What a Journey

  • Published
  • By CMSgt. Jonai E. Jones-Renfroe
  • Superintendent, 127th Sustainment Services Flight
It's been a long journey, but I did not make the journey alone. I received help from others along the way, tools to aid me, guidance to keep me on track and Wingmen to assist in my travels as a Citizen Airman.

As I reflect back on my journey from childhood to the present, I'm reminded of many lessons in discipline from my parents and the military. I see how important learning the principle of discipline was and how it has guided me throughout my 28-year military career.

Growing up, my parents laid the ground work teaching me the importance of obedience, not playing with fire, not touching the stove, or playing with matches because I might burn myself or something else. They taught me the importance of not touching electrical appliances with wet hands, not going around the corner to the other block without asking and the importance of letting them know my whereabouts. They taught me not to talk or get in cars with strangers and to be in the house by the time the street lights came on. They also taught me to pay attention to my surrounding and for me and my siblings to look out for each other.

As I grew up and matured, I realized that some things hadn't changed. My parents instilled many tools of the trade that I would come to use within my profession. My parents, unbeknown to me, were preparing me for my future in the Air Force and that of an Airman.

Determined to be the best Airman I could, I used the T.O.s supplied to me: As a young Airman, my supervisors informed us to keep up with our correspondence courses; the Wing/CC instructed us to stay inspection ready and not be in a perpetual state of having to get ready for inspections; and the Air Force routinely instructed us to be in a state of 'Readiness' at all times. I'm not sure, but if your parents were anything like mine, they've been preparing us with the tools for this level of discipline and the journey the entire time they were raising us. The tools afforded me and mastered by me not only aided me to excel in the military, but the transferrable tools better prepared me for my civilian employment as well.

Integrity, as we know, is one of the Air Force's Core Values, but it has been and still is an integral part of my decision making process. It has helped to shape me into the person I am today. I've had to make conscious decision on whether to please one, set the example or simply do the right thing for the whole. The journey sometime appeared to be lonely, but the Air Force already had given me the tools - Wingmen.

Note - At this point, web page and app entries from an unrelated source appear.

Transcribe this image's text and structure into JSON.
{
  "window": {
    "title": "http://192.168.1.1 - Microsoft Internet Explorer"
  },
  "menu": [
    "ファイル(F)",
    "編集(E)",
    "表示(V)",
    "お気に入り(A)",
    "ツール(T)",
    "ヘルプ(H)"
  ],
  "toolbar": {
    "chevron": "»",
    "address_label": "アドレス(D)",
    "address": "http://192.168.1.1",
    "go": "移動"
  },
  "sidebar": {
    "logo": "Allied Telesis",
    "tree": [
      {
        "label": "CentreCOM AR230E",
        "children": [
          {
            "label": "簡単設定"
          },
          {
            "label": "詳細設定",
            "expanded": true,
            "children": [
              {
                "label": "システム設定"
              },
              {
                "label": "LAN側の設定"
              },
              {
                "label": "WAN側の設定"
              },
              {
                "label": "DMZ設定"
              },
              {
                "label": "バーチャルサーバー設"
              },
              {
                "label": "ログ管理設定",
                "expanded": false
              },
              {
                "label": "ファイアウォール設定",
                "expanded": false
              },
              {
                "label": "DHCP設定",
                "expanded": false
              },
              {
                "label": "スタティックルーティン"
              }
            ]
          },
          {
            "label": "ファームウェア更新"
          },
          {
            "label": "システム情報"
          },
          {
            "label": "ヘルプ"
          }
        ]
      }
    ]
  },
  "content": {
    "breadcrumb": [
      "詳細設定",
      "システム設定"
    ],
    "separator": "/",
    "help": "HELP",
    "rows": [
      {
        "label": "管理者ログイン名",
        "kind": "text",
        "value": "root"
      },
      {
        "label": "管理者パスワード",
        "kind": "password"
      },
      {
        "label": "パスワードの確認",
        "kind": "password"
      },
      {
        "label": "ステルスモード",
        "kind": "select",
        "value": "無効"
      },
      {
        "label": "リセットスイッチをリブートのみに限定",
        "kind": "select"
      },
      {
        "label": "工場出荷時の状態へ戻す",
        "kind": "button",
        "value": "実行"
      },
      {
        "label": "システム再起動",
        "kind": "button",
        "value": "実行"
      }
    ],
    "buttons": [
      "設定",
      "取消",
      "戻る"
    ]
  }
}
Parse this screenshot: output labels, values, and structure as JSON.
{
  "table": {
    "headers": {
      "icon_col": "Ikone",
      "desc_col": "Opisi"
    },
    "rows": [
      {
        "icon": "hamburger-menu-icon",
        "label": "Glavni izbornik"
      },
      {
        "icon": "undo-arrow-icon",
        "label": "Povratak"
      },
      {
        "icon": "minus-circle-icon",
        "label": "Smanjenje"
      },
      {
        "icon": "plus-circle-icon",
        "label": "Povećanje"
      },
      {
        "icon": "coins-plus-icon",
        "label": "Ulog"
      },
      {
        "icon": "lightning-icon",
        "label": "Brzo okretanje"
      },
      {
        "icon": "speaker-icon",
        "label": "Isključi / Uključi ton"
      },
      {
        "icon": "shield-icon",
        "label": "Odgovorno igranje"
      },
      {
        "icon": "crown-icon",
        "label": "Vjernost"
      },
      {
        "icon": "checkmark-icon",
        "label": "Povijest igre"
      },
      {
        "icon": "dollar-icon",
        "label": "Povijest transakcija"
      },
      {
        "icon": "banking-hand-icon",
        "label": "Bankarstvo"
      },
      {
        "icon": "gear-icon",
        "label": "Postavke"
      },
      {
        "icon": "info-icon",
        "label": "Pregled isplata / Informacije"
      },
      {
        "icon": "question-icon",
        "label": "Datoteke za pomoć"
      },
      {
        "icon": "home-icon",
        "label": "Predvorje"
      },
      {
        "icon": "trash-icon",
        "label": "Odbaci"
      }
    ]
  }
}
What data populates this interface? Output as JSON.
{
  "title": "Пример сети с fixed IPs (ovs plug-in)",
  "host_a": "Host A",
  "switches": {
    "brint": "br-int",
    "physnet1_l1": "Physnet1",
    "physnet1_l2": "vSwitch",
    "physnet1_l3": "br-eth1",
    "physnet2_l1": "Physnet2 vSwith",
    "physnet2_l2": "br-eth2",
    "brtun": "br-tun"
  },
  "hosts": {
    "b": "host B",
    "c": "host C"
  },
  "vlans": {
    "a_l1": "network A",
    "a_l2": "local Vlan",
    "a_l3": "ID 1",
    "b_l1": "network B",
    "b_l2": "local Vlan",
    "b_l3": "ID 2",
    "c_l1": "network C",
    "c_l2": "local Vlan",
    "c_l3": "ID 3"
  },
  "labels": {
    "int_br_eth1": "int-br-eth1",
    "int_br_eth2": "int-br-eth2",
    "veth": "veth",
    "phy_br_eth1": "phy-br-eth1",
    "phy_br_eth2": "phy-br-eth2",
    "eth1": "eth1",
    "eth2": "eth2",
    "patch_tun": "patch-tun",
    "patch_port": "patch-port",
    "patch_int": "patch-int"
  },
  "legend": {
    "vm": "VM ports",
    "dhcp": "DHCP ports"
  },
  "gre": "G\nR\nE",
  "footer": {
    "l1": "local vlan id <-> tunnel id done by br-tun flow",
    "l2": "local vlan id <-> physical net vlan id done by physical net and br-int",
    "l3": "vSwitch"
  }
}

Standards gave me my roadmap and stamina gave me the endurance to stay on the road. The standards helped me to avoid pitfalls, minimized the pumps in the roads and aided me to bypass most obstructions on the journey.

Commitment afforded me the opportunities to meet challenges and helped me to cultivate my skills. I had to be committed to the ANG, which opened the door to accepting additional duties, which facilitated broadening my skill set.

Involvement in the numerous activities assisted me in expanding my networking capacity. Being involved allowed me the opportunity to network with wing and other military and civilian personnel, which gave me an avenue to aid in resolving issues and/or concerns.

Principles were the guide to participation and helped me with the patience needed to train others so that all of us could perform at our optimal potential. Doing what was right, even when others might have said it was easier, not being afraid to try and understanding that everyone does not develop at the same rate, are keys to one's own development.

Leadership, in my role as a liaison, I had the tenacity to run the course and the longevity to stay the course. A leader doesn't sit by while others are working toward completing educational requirements, they lead by example.

Intuitiveness aided me in planning and put me on the right path for all my initiatives. Understanding the need for a process germane to your operation and implementing that process can only be accomplished by thinking outside the box.

Neighborly traits learned and utilized by me weren't just for the military community and being noble was just as important. Being able to give back to both the military and civilian community with my involvement with Habitat for Humanity and the Honor & Color Guard were worth the journey.

Encouraging others to succeed is essential! The incalculable applications of this act of kindness and helpfulness has been witnessed and participated in by many and it has produced amazing results and manifested into a-job-well-done.
Do you find that what you learned growing up has prepared you to take on the missions assigned to you? Are you disciplined to assist your Wingman, supervisor, manager, Chief, Ops Ofcr, CC, Wing, HQ and the U.S. Air Force to be the best it can be with the discipline needed to successfully complete the mission? Everybody can't be the best, but if you already are, don't let anyone take that from you. If you're not, pull and expand on the discipline you grew up with and have, the discipline you used to take and successfully pass the entrance exam to join the military, what you used to get promoted and secure your current employment and what you will use to accomplish the impending and obtainable goal of being the Best.

On this journey, love, loyalty, pride, duty, service, camaraderie, achievement, knowledge and information and the value obtained from all these sources minimized and out-weighed any disappointments, which were few and far between.

I didn't make the journey by myself. I had discipline and the support of family, the guidance and instructions from the Air Force, the latitude from my civilian employer to defend my country and the PRIDE within to complete my mission to Fly, Fight and Win. For me, its taken discipline to mold me into the Airman that has transcended me into the Citizen Airman I am today. I am and will always be an Airman.